He said the measure would ensure that anybody, who transacted business through exchange of currency, leaves records for the Bank to track and know how much the country was getting out of the system.
Prof.
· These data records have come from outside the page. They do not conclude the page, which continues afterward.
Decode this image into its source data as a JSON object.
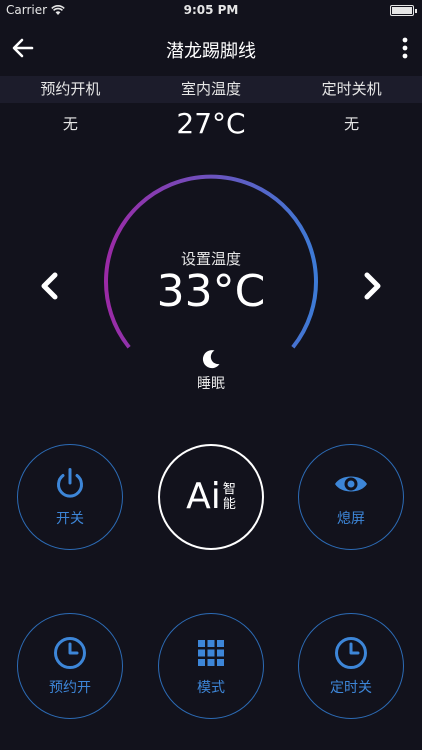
{
  "status_bar": {
    "carrier": "Carrier",
    "time": "9:05 PM"
  },
  "nav": {
    "title": "潜龙踢脚线",
    "back_icon": "back-arrow-icon",
    "more_icon": "more-vertical-icon"
  },
  "info": {
    "headers": [
      "预约开机",
      "室内温度",
      "定时关机"
    ],
    "values": [
      "无",
      "27°C",
      "无"
    ]
  },
  "dial": {
    "label": "设置温度",
    "value": "33°C"
  },
  "mode": {
    "label": "睡眠",
    "icon": "moon-icon"
  },
  "buttons": {
    "power": {
      "label": "开关",
      "icon": "power-icon"
    },
    "ai": {
      "text": "Ai",
      "sub1": "智",
      "sub2": "能"
    },
    "screen_off": {
      "label": "熄屏",
      "icon": "eye-icon"
    },
    "schedule_on": {
      "label": "预约开",
      "icon": "clock-icon"
    },
    "mode": {
      "label": "模式",
      "icon": "grid-icon"
    },
    "timer_off": {
      "label": "定时关",
      "icon": "clock-icon"
    }
  },
  "colors": {
    "accent_blue": "#3d86d8",
    "arc_start": "#9b2aa6",
    "arc_end": "#3d7bd6",
    "background": "#12121c"
  }
}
Quartey was speaking at this year’s edition of the Graphic Business/Stanbic Bank Breakfast Meeting in Accra on the theme: “Achieving Sustainable Exchange Rate Stability: Our Options.”
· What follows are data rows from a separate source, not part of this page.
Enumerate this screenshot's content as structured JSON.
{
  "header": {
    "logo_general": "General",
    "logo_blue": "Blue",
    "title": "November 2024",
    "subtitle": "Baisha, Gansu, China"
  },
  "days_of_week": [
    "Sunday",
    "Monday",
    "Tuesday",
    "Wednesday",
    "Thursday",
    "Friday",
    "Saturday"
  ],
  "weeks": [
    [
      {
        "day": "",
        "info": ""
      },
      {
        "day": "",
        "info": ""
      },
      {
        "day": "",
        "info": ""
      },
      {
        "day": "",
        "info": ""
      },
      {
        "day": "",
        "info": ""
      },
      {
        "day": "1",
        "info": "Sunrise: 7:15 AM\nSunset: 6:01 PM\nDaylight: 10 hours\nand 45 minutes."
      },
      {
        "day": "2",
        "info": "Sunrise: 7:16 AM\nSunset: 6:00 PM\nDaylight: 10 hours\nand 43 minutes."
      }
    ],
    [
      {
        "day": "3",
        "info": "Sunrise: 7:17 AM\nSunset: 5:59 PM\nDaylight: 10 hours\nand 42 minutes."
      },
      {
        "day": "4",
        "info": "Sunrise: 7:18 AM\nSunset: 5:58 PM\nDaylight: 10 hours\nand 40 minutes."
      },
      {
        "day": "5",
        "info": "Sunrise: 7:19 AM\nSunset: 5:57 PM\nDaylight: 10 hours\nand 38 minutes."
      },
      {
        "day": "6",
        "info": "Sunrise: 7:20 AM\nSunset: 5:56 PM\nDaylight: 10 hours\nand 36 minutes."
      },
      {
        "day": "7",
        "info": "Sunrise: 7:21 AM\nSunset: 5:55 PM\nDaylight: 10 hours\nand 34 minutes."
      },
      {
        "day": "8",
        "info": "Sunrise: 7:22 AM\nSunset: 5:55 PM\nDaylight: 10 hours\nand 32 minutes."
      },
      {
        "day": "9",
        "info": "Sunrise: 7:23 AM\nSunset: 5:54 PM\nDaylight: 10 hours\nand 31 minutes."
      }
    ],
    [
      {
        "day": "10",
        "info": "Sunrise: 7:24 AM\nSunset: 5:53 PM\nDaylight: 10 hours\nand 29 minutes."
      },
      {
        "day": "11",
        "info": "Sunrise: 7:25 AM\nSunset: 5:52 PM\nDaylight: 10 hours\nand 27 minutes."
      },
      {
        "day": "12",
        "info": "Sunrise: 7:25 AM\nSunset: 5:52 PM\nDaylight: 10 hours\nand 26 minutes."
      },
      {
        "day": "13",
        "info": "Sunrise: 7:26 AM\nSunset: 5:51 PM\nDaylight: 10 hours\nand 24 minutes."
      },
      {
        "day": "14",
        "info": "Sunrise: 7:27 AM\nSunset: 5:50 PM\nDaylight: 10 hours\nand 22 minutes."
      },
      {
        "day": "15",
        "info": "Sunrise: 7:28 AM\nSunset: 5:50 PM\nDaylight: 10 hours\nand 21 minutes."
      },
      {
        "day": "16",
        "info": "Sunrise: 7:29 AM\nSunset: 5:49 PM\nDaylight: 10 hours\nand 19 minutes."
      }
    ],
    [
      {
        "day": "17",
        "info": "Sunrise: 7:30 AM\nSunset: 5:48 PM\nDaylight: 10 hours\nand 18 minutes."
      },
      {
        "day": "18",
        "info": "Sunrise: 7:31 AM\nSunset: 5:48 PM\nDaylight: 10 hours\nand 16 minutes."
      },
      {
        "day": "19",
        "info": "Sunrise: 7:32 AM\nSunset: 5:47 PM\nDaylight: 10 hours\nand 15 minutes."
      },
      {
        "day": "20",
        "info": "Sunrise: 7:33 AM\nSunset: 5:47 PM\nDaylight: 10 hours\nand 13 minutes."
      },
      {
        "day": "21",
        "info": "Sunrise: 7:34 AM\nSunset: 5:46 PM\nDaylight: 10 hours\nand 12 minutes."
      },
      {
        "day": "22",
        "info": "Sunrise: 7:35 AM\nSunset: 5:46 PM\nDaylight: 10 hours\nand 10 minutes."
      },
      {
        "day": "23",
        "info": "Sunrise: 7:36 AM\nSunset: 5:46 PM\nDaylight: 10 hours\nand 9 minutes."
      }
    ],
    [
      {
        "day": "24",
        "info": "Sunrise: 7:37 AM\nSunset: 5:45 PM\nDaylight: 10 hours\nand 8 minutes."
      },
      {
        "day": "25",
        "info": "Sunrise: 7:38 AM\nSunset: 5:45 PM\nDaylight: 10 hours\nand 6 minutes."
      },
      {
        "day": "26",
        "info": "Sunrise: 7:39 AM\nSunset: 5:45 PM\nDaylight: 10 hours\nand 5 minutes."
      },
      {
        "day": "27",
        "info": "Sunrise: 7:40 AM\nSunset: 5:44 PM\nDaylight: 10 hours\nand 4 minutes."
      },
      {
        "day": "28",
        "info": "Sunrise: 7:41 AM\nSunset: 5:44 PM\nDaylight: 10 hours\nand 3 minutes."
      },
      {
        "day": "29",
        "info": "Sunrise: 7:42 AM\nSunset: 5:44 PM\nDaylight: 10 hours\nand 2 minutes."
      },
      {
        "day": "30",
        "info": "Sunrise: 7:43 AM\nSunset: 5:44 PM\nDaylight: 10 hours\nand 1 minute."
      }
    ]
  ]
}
The quarterly meeting is to help stimulate intellectual discourse on pertinent issues affecting the national development.
He said: “At the moment, I do not think we are effectively doing anything in that regard to regulate them”.
On the depreciation of the cedi, Prof Quartey said, the Bank of Ghana needed to strengthen the macroeconomic fundamentals like the real Gross Domestic Product growth, fiscal deficit, inflation and debt.
He said, “an effective management of short-term spikes and slippers was important with sustained efforts to address medium to long-term structural bottlenecks to the real sector”.
He also suggested the facilitation of transactional trade between Ghana and China through the Central Banks describing it as important.
Dr Ernest Addison, the Governor of the Bank of Ghana, said the country had chosen a flexible exchange regime and this had helped in terms of growth performance over the years.
He said there was the need to improve the local contents in some of the leading sectors of the economy such as oil and the gold mining sectors in order to advance the performance of the currency.
He said the strong policy reforms in the last 24 months was a complimentary monetary policy coupled with financial sector reforms was yielding expected results adding that, “those were issues of the fundamentals of the country’s economy”.
He said for the country to deal with the bias against the cedi, there was the need to deliberately increase export and reduce import of goods to ensure the sustainable stability of the currency.
He said: “So long as we remain import dependent, we would have a bias of the currency in losing its value over time.”
The Governor said there was the need for the inclusion of micro and macroeconomics factors, when running the fiscal and monetary policies, which also had an impact on the behaviour of the exchange rates.
He said although it was important to be a recipient of sovereign bonds, they should be used to finance capital projects than being used to finance current expenditure.
Dr Joseph Obeng, the President of the Ghana Union of Traders Association (GUTA), said the Union had initiated the “income in income out” policy to help boost export.
He said the depreciation of the cedi negatively impacted businesses in the country as it reduces profit margins, adding that, “Increase in export is the surest way out”.
Dr Obeng said the depreciation does not encourage the stabilisation of prices, making it difficult for the Ghanaian trader to lose out of competition in the market.